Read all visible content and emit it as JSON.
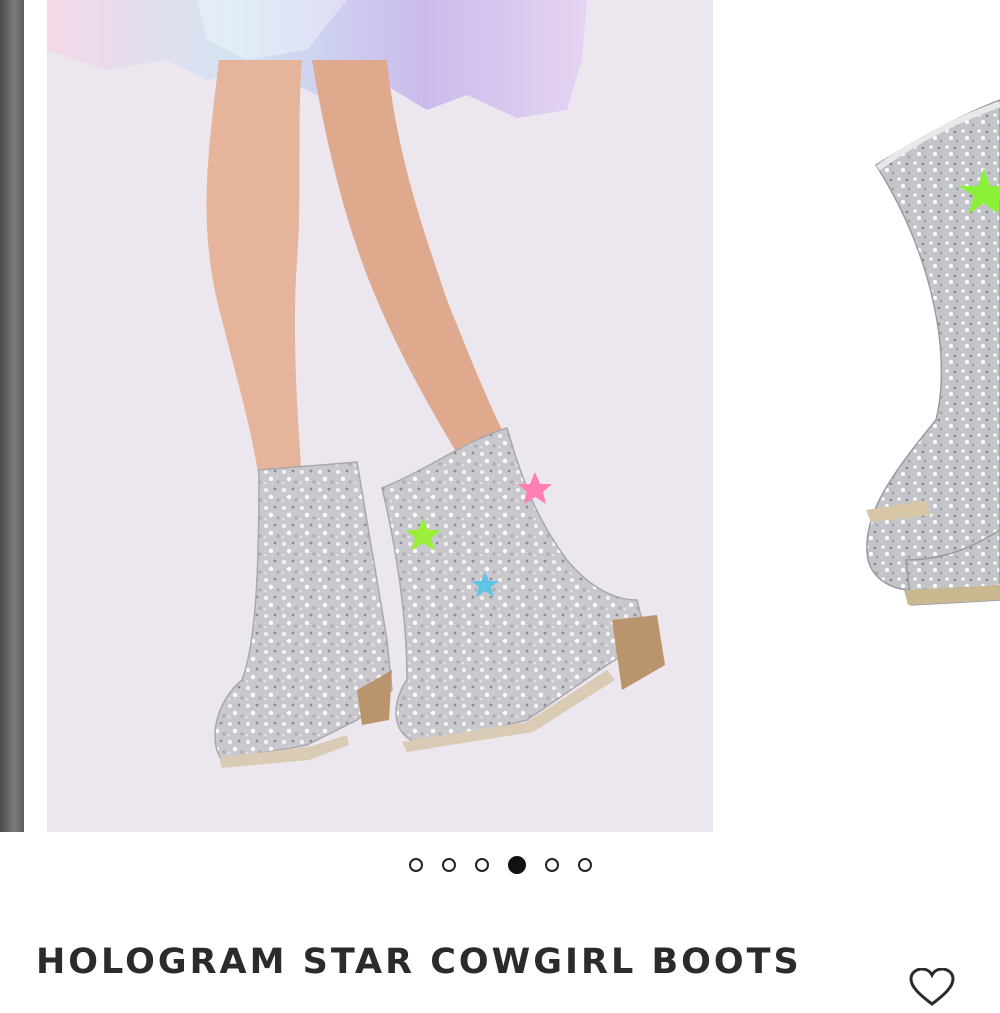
{
  "gallery": {
    "images": [
      {
        "alt": "hologram-boots-side-view"
      },
      {
        "alt": "hologram-boots-on-model"
      },
      {
        "alt": "hologram-boots-product-shot"
      }
    ],
    "dots": [
      {
        "active": false
      },
      {
        "active": false
      },
      {
        "active": false
      },
      {
        "active": true
      },
      {
        "active": false
      },
      {
        "active": false
      }
    ]
  },
  "product": {
    "title": "HOLOGRAM STAR COWGIRL BOOTS"
  },
  "icons": {
    "wishlist": "heart-outline-icon"
  },
  "colors": {
    "text": "#2b2b2b",
    "dot_active": "#111111",
    "photo_background": "#ece7ef"
  }
}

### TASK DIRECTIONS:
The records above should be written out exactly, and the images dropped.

### SOLVED PROBLEM:
Read all visible content and emit it as JSON.
{
  "gallery": {
    "images": [
      {
        "alt": "hologram-boots-side-view"
      },
      {
        "alt": "hologram-boots-on-model"
      },
      {
        "alt": "hologram-boots-product-shot"
      }
    ],
    "dots": [
      {
        "active": false
      },
      {
        "active": false
      },
      {
        "active": false
      },
      {
        "active": true
      },
      {
        "active": false
      },
      {
        "active": false
      }
    ]
  },
  "product": {
    "title": "HOLOGRAM STAR COWGIRL BOOTS"
  },
  "icons": {
    "wishlist": "heart-outline-icon"
  },
  "colors": {
    "text": "#2b2b2b",
    "dot_active": "#111111",
    "photo_background": "#ece7ef"
  }
}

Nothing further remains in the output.